but on $ V'' $, $ \text{div}(\mathbf{E})=0$ since this region contains no charge; thus you get:

$$ \int_{\Sigma} \mathbf{E} d\mathbf{S} = \int_{V} \text{div}(\mathbf{E}) dV = \int_{V'} \text{div}(\mathbf{E}) dV =\int_{\Sigma '} \mathbf{E} d\mathbf{S} $$

and thus the flux through the cylinder it is equal to the flux through the sphere.

$\endgroup$
12
  • $\begingroup$ Why does V'' contain no charge? That is precisely what was bugging me. $\endgroup$ – A Googler Feb 13 '15 at 18:21
  • $\begingroup$ @AGoogler The first time I read I understood the whole charge was contained in the sphere; actually it is not clear from the text. $\endgroup$ – NNec Feb 13 '15 at 18:32
  • $\begingroup$ The radius R is arbitrary so I don't think its only in the sphere.
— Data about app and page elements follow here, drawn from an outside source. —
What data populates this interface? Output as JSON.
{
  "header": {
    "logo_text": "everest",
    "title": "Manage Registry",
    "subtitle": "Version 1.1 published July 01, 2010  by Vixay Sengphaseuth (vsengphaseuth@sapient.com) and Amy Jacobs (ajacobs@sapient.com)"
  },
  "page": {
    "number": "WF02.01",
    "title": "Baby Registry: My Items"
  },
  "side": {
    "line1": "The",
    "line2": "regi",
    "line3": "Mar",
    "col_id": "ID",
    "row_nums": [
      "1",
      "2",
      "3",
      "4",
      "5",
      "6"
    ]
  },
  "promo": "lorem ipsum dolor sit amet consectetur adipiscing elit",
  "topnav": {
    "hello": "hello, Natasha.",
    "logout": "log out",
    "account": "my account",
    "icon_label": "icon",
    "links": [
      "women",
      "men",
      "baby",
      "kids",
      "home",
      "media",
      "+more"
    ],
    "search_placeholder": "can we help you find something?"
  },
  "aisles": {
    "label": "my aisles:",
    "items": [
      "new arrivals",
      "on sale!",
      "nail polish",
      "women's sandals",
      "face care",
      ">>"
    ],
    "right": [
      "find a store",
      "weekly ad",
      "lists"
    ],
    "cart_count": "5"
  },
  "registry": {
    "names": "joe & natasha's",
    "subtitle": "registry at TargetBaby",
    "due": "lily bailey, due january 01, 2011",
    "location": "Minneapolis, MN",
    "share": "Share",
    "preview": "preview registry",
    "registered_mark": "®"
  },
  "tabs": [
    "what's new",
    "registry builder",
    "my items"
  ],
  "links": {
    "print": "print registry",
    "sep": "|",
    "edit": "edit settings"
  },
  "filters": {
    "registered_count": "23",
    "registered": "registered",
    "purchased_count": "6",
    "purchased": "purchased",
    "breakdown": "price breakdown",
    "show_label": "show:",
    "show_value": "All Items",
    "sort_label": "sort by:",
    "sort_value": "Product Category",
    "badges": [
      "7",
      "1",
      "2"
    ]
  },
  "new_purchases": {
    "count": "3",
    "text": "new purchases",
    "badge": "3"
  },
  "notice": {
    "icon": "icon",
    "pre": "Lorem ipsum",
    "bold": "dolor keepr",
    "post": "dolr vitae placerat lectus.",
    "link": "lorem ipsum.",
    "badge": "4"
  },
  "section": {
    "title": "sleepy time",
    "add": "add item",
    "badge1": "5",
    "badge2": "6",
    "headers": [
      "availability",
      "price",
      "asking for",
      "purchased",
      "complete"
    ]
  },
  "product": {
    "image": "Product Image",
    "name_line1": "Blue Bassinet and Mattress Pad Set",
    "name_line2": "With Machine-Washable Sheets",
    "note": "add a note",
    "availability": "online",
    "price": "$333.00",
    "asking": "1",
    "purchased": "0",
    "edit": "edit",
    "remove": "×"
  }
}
Further , if it were only in the sphere I don't think its formula would be like that in the question. Also the solution using integrals that i gave doesn't assume that yet gets the same answer. $\endgroup$ – A Googler Feb 13 '15 at 18:42
  • $\begingroup$ @AGoogler In any case, the vector normal to the sphere surface is $ x \mathbf{i} + y \mathbf{j} + z \mathbf{k} $, while that normal to the lateral surface of the cylinder is $ x \mathbf{i} + y \mathbf{j} $; since the electric field has no $ z$ component, its internal product with those 2 vectors is the same and hence the flux. $\endgroup$ – NNec Feb 13 '15 at 19:00
  • $\begingroup$ So using gauss's law , that would imply that there is no net charge in the volume difference between sphere and cylinder. How is that possible? $\endgroup$ – A Googler Feb 13 '15 at 19:06

Not the answer you're looking for? Browse other questions tagged or ask your own question.